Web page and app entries

= = = = =

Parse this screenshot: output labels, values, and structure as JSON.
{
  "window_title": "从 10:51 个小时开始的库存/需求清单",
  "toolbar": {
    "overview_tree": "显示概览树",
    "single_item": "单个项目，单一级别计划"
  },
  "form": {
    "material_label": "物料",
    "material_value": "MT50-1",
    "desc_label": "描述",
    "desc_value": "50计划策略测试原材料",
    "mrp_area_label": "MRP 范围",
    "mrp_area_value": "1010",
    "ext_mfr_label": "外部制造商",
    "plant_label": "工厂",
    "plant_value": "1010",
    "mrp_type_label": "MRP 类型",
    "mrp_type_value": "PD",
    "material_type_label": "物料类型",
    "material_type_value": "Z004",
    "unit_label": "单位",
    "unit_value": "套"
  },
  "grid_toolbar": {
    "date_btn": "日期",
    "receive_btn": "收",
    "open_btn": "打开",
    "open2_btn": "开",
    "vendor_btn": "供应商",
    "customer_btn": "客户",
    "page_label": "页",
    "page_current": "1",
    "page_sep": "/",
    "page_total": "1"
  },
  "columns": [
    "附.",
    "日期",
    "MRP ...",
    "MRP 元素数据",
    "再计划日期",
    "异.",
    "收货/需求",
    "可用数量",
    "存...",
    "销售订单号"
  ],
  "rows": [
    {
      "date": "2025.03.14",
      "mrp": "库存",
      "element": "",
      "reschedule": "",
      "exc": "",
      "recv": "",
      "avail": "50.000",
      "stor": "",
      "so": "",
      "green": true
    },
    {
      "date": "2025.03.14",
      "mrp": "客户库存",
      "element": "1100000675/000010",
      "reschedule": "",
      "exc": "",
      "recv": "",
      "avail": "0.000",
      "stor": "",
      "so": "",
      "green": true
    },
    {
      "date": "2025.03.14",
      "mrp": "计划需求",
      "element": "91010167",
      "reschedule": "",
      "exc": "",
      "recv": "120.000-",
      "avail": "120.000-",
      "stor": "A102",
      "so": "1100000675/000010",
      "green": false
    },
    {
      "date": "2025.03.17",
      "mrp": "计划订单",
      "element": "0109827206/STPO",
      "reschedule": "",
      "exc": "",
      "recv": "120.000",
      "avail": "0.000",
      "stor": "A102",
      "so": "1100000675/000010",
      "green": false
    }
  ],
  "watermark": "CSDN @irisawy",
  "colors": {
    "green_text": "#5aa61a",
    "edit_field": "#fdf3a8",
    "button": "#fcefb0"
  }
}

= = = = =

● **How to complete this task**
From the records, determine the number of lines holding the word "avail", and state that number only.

● **Answer**
4